== Exercise instructions ==
Only the text belongs in the copy: retype each record exactly as it appears.
(Exercise materials)
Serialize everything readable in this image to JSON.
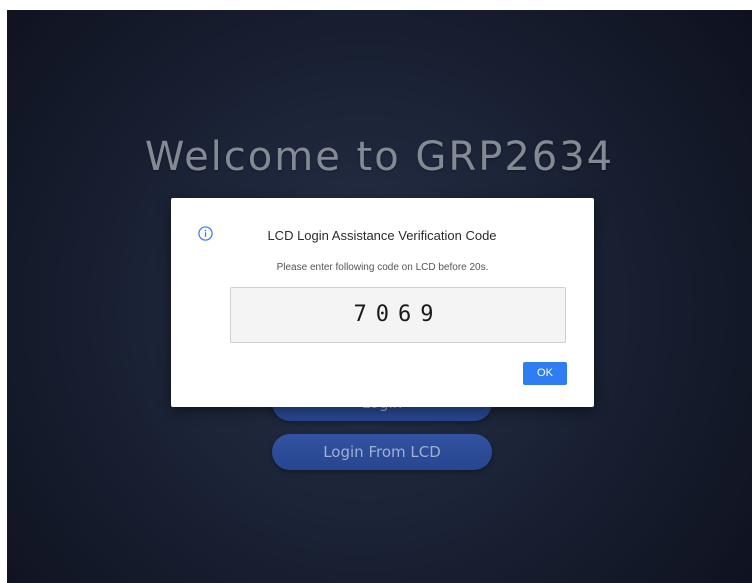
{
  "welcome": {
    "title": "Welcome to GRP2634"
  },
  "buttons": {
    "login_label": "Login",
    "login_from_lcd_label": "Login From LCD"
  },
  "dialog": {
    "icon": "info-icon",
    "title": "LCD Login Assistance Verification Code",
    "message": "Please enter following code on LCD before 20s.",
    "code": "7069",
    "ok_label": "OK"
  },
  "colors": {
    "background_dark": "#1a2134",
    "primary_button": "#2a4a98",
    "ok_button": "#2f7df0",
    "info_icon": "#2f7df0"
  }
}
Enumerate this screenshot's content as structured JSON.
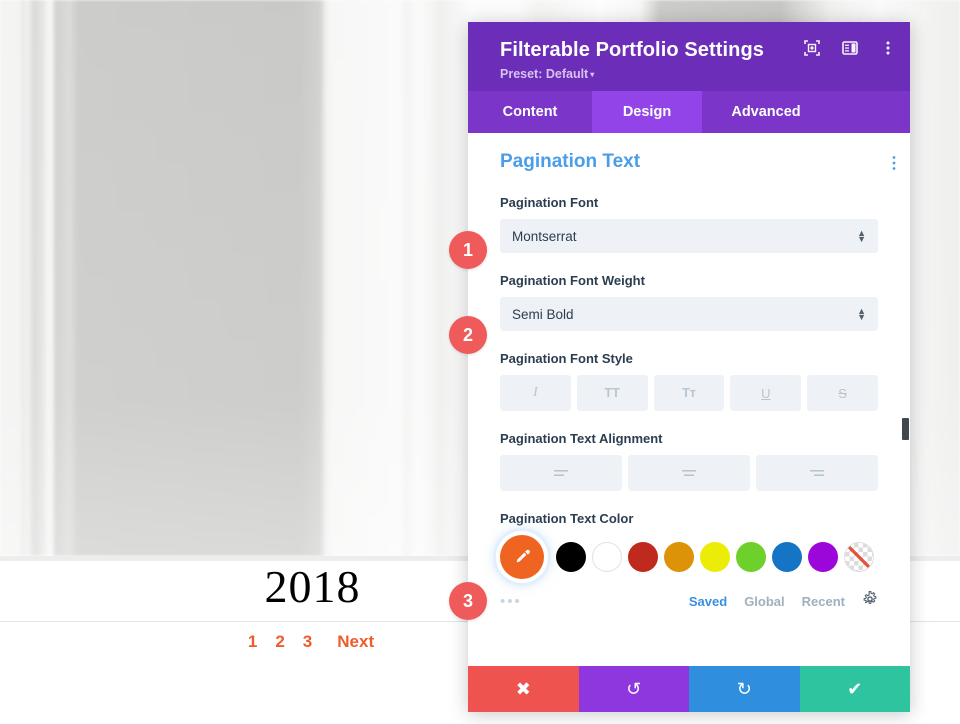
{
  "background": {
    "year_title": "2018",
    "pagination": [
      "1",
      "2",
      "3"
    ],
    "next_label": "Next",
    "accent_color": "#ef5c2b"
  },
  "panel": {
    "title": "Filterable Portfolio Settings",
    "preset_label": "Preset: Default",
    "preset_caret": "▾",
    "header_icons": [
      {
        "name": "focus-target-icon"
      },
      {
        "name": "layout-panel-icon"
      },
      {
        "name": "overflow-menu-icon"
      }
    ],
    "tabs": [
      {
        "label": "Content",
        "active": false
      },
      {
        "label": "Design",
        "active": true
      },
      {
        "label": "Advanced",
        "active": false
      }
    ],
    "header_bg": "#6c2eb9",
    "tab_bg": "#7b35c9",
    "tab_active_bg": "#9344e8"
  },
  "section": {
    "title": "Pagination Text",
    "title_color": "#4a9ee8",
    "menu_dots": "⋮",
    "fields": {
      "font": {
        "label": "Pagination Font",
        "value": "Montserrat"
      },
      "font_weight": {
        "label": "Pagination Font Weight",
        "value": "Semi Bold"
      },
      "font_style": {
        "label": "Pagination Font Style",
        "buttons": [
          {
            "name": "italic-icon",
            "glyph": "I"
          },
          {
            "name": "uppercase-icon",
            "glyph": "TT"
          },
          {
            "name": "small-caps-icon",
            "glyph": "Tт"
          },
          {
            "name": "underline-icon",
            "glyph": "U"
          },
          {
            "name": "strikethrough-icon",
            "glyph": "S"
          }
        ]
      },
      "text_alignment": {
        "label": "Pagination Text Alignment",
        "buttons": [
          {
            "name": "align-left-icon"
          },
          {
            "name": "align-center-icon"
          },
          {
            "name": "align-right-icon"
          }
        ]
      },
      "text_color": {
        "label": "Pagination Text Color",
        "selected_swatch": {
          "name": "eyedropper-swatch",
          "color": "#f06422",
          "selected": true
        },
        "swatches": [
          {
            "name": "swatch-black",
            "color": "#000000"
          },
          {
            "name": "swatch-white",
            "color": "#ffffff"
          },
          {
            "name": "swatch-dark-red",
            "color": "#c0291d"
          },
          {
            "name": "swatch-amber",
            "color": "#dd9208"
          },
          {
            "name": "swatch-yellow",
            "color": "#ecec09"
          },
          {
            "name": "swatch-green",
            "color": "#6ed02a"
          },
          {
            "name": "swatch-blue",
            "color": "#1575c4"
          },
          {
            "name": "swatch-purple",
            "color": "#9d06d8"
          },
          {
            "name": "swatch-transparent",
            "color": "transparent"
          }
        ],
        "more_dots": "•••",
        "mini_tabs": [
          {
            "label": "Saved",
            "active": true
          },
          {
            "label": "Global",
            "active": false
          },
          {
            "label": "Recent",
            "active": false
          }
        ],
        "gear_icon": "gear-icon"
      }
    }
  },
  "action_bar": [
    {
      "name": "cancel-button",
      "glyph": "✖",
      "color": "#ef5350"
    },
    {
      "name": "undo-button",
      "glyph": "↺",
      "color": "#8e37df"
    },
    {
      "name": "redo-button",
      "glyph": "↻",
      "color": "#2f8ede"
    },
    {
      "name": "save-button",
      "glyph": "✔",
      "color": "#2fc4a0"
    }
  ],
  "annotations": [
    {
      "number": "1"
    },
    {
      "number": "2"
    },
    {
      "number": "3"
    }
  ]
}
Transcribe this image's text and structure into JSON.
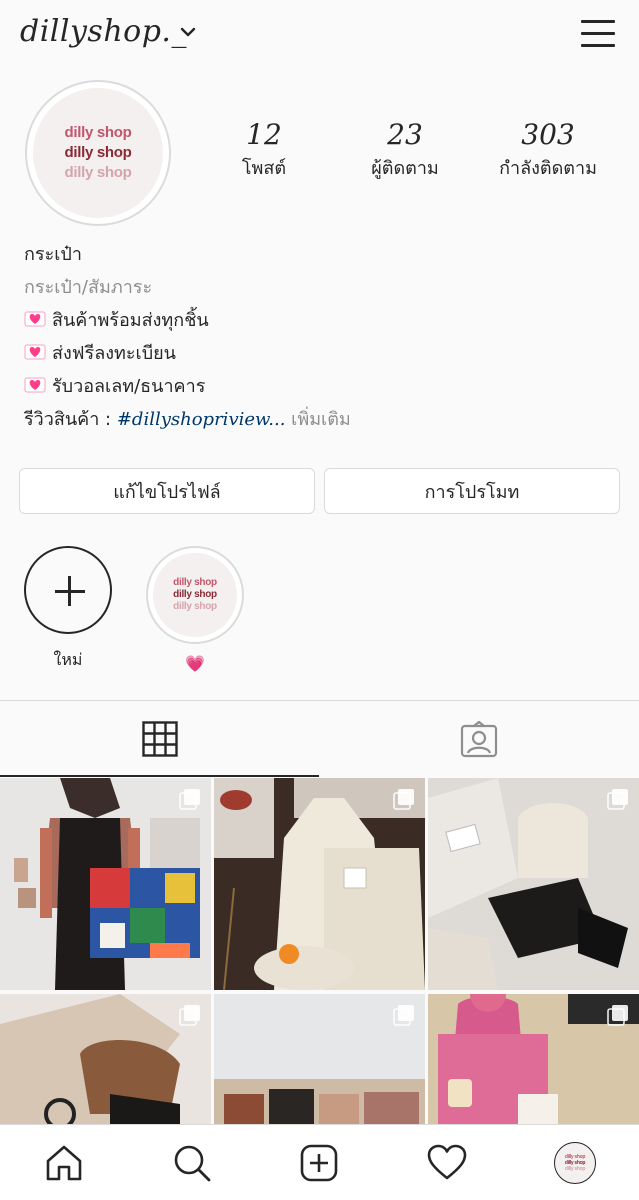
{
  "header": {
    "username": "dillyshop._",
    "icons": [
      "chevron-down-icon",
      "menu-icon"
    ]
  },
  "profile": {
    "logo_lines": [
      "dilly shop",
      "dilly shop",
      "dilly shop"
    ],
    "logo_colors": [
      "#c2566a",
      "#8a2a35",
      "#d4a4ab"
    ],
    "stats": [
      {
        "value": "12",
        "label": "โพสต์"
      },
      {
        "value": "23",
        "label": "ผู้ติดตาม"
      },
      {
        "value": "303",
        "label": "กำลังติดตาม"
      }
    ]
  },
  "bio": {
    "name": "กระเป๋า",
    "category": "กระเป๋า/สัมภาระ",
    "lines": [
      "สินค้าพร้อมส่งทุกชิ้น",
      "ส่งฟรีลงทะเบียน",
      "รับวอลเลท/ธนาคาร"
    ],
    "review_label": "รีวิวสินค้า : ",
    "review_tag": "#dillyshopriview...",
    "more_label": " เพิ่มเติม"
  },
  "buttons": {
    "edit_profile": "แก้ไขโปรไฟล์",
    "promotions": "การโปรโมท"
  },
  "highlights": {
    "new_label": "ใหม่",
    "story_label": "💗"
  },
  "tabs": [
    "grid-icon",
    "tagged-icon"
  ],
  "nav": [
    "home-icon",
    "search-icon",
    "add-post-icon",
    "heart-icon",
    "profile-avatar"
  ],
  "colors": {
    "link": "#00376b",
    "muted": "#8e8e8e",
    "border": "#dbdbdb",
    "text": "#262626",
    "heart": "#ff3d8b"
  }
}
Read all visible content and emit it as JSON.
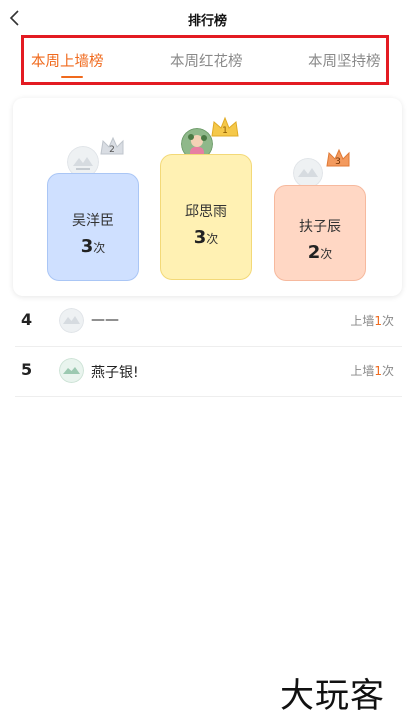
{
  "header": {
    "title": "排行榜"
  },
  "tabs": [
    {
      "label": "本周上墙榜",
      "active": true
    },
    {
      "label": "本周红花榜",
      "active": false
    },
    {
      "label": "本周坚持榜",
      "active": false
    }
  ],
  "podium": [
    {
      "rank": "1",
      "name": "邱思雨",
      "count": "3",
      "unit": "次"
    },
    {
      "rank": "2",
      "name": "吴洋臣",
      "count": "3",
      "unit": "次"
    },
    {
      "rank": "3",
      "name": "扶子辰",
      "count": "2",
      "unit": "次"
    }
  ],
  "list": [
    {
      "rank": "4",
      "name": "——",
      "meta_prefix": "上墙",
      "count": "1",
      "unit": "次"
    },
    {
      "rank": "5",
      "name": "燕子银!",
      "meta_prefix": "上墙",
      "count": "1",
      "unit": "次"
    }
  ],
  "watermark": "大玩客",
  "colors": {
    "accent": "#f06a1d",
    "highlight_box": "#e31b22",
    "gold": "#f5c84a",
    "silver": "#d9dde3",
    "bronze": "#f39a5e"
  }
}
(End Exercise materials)
== Exercise output ==
Serialize everything readable in this image to JSON.
{
  "welcome": {
    "title": "Welcome to GRP2634"
  },
  "buttons": {
    "login_label": "Login",
    "login_from_lcd_label": "Login From LCD"
  },
  "dialog": {
    "icon": "info-icon",
    "title": "LCD Login Assistance Verification Code",
    "message": "Please enter following code on LCD before 20s.",
    "code": "7069",
    "ok_label": "OK"
  },
  "colors": {
    "background_dark": "#1a2134",
    "primary_button": "#2a4a98",
    "ok_button": "#2f7df0",
    "info_icon": "#2f7df0"
  }
}
Enumerate this screenshot's content as structured JSON.
{
  "background": {
    "year_title": "2018",
    "pagination": [
      "1",
      "2",
      "3"
    ],
    "next_label": "Next",
    "accent_color": "#ef5c2b"
  },
  "panel": {
    "title": "Filterable Portfolio Settings",
    "preset_label": "Preset: Default",
    "preset_caret": "▾",
    "header_icons": [
      {
        "name": "focus-target-icon"
      },
      {
        "name": "layout-panel-icon"
      },
      {
        "name": "overflow-menu-icon"
      }
    ],
    "tabs": [
      {
        "label": "Content",
        "active": false
      },
      {
        "label": "Design",
        "active": true
      },
      {
        "label": "Advanced",
        "active": false
      }
    ],
    "header_bg": "#6c2eb9",
    "tab_bg": "#7b35c9",
    "tab_active_bg": "#9344e8"
  },
  "section": {
    "title": "Pagination Text",
    "title_color": "#4a9ee8",
    "menu_dots": "⋮",
    "fields": {
      "font": {
        "label": "Pagination Font",
        "value": "Montserrat"
      },
      "font_weight": {
        "label": "Pagination Font Weight",
        "value": "Semi Bold"
      },
      "font_style": {
        "label": "Pagination Font Style",
        "buttons": [
          {
            "name": "italic-icon",
            "glyph": "I"
          },
          {
            "name": "uppercase-icon",
            "glyph": "TT"
          },
          {
            "name": "small-caps-icon",
            "glyph": "Tт"
          },
          {
            "name": "underline-icon",
            "glyph": "U"
          },
          {
            "name": "strikethrough-icon",
            "glyph": "S"
          }
        ]
      },
      "text_alignment": {
        "label": "Pagination Text Alignment",
        "buttons": [
          {
            "name": "align-left-icon"
          },
          {
            "name": "align-center-icon"
          },
          {
            "name": "align-right-icon"
          }
        ]
      },
      "text_color": {
        "label": "Pagination Text Color",
        "selected_swatch": {
          "name": "eyedropper-swatch",
          "color": "#f06422",
          "selected": true
        },
        "swatches": [
          {
            "name": "swatch-black",
            "color": "#000000"
          },
          {
            "name": "swatch-white",
            "color": "#ffffff"
          },
          {
            "name": "swatch-dark-red",
            "color": "#c0291d"
          },
          {
            "name": "swatch-amber",
            "color": "#dd9208"
          },
          {
            "name": "swatch-yellow",
            "color": "#ecec09"
          },
          {
            "name": "swatch-green",
            "color": "#6ed02a"
          },
          {
            "name": "swatch-blue",
            "color": "#1575c4"
          },
          {
            "name": "swatch-purple",
            "color": "#9d06d8"
          },
          {
            "name": "swatch-transparent",
            "color": "transparent"
          }
        ],
        "more_dots": "•••",
        "mini_tabs": [
          {
            "label": "Saved",
            "active": true
          },
          {
            "label": "Global",
            "active": false
          },
          {
            "label": "Recent",
            "active": false
          }
        ],
        "gear_icon": "gear-icon"
      }
    }
  },
  "action_bar": [
    {
      "name": "cancel-button",
      "glyph": "✖",
      "color": "#ef5350"
    },
    {
      "name": "undo-button",
      "glyph": "↺",
      "color": "#8e37df"
    },
    {
      "name": "redo-button",
      "glyph": "↻",
      "color": "#2f8ede"
    },
    {
      "name": "save-button",
      "glyph": "✔",
      "color": "#2fc4a0"
    }
  ],
  "annotations": [
    {
      "number": "1"
    },
    {
      "number": "2"
    },
    {
      "number": "3"
    }
  ]
}
Transcribe this image's text and structure into JSON.
{
  "header": {
    "username": "dillyshop._",
    "icons": [
      "chevron-down-icon",
      "menu-icon"
    ]
  },
  "profile": {
    "logo_lines": [
      "dilly shop",
      "dilly shop",
      "dilly shop"
    ],
    "logo_colors": [
      "#c2566a",
      "#8a2a35",
      "#d4a4ab"
    ],
    "stats": [
      {
        "value": "12",
        "label": "โพสต์"
      },
      {
        "value": "23",
        "label": "ผู้ติดตาม"
      },
      {
        "value": "303",
        "label": "กำลังติดตาม"
      }
    ]
  },
  "bio": {
    "name": "กระเป๋า",
    "category": "กระเป๋า/สัมภาระ",
    "lines": [
      "สินค้าพร้อมส่งทุกชิ้น",
      "ส่งฟรีลงทะเบียน",
      "รับวอลเลท/ธนาคาร"
    ],
    "review_label": "รีวิวสินค้า : ",
    "review_tag": "#dillyshopriview...",
    "more_label": " เพิ่มเติม"
  },
  "buttons": {
    "edit_profile": "แก้ไขโปรไฟล์",
    "promotions": "การโปรโมท"
  },
  "highlights": {
    "new_label": "ใหม่",
    "story_label": "💗"
  },
  "tabs": [
    "grid-icon",
    "tagged-icon"
  ],
  "nav": [
    "home-icon",
    "search-icon",
    "add-post-icon",
    "heart-icon",
    "profile-avatar"
  ],
  "colors": {
    "link": "#00376b",
    "muted": "#8e8e8e",
    "border": "#dbdbdb",
    "text": "#262626",
    "heart": "#ff3d8b"
  }
}
Read all visible content and emit it as JSON.
{
  "header": {
    "title": "排行榜"
  },
  "tabs": [
    {
      "label": "本周上墙榜",
      "active": true
    },
    {
      "label": "本周红花榜",
      "active": false
    },
    {
      "label": "本周坚持榜",
      "active": false
    }
  ],
  "podium": [
    {
      "rank": "1",
      "name": "邱思雨",
      "count": "3",
      "unit": "次"
    },
    {
      "rank": "2",
      "name": "吴洋臣",
      "count": "3",
      "unit": "次"
    },
    {
      "rank": "3",
      "name": "扶子辰",
      "count": "2",
      "unit": "次"
    }
  ],
  "list": [
    {
      "rank": "4",
      "name": "——",
      "meta_prefix": "上墙",
      "count": "1",
      "unit": "次"
    },
    {
      "rank": "5",
      "name": "燕子银!",
      "meta_prefix": "上墙",
      "count": "1",
      "unit": "次"
    }
  ],
  "watermark": "大玩客",
  "colors": {
    "accent": "#f06a1d",
    "highlight_box": "#e31b22",
    "gold": "#f5c84a",
    "silver": "#d9dde3",
    "bronze": "#f39a5e"
  }
}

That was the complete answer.